Now with Mike Pence as vice president and Republicans in control of Congress, the possibility of cutting federal funds to Planned Parenthood may be within reach, anti-abortion activists say. Pence and Kellyanne Conway, an adviser to the president, both addressed the national March for Life in January, the highest-ranking White House officials ever to do so.
“Life is winning,” Pence said.
As a congressman, Pence proposed the first defund Planned Parenthood bill in 2007. The movement took off in 2015, when an edited, secretly recorded video was released that showed a top Planned Parenthood doctor discussing the sale of tissue from aborted fetuses with two people posing as employees of a company that wanted the tissue for research.
It ignited a firestorm. New Jersey’s Rep. Chris Smith, R-Hamilton, a 30-year leader of the Bipartisan Congressional Pro-life Caucus, spoke on the House floor to decry the “trafficking in baby body parts and intact organs” by Planned Parenthood, calling it a “chain of abortion mills” responsible for killing “about 330,000 children per year.”
If Congress bars payment of federal Medicaid funds to Planned Parenthood, “individuals who have Medicaid as their health insurance would not be able to come to Planned Parenthood and use their insurance,” Olesko said. These low-income patients “would not be able to go to the provider of their choice,” she added.
There were about 3,100 patients who sought care in Paterson in 2015, 4,400 in Hackensack and 2,300 in Englewood. Where would they go?

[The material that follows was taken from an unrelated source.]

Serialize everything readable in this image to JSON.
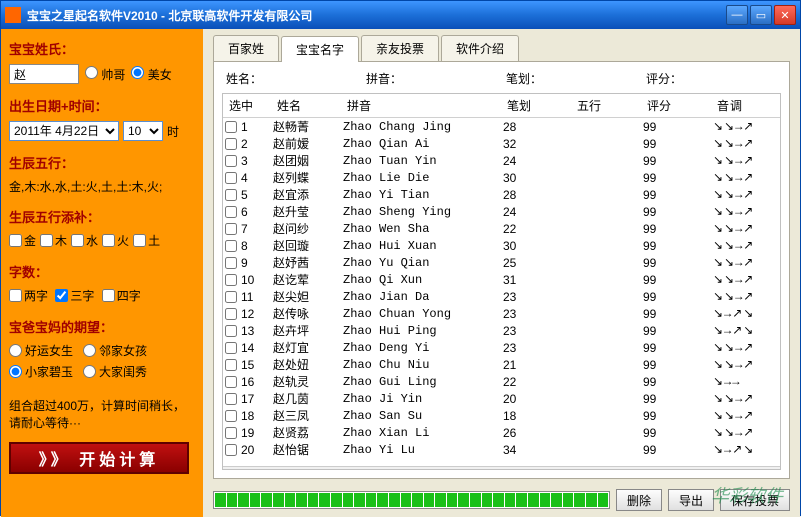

Planned Parenthood’s opponents want its funding to go instead to federally supported primary-care centers, such as the Paterson Community Health Center and North Hudson Community Action Corp., with health-care sites in Passaic, Englewood, Hackensack and several Hudson County locations.
Although leaders of both those health-center programs say they would be able to absorb additional patients, none of them offers abortions. Passaic County’s hospitals all are Catholic; as such, they do not provide abortions.
New Jersey’s next election could have an impact on the future of family planning services in the state. A Democrat, with the support of the Legislature, could restore state family planning funding and perhaps replace some federal Medicaid funds.
State Sen. Loretta Weinberg, the Teaneck Democrat and Senate majority leader who has sponsored legislation to bring back the funding each year since 2010, is somewhat optimistic. “If we have the right governor,” she said, “we will find a way in the state of New Jersey to protect women’s access to complete reproductive care.”
Meanwhile, the fight for public support – by both sides – goes on.
Last month, hundreds of anti-abortion activists demonstrated outside 200 Planned Parenthood sites nationwide, including those in Shrewsbury, Morristown, Freehold, Plainfield, Washington and Newton. Another group, Live Action, released a video that it said showed Planned Parenthood did not provide prenatal care, something Planned Parenthood said is not a part of its mission.
Also last month, supporters of Planned Parenthood hosted more than 100 house parties across the state, where guests wrote letters urging Congress not to defund the organization.
And in an interior waiting room of the Paterson Planned Parenthood center, postcards have been available for weeks, inviting patients to share their stories and “stand with Planned Parenthood.”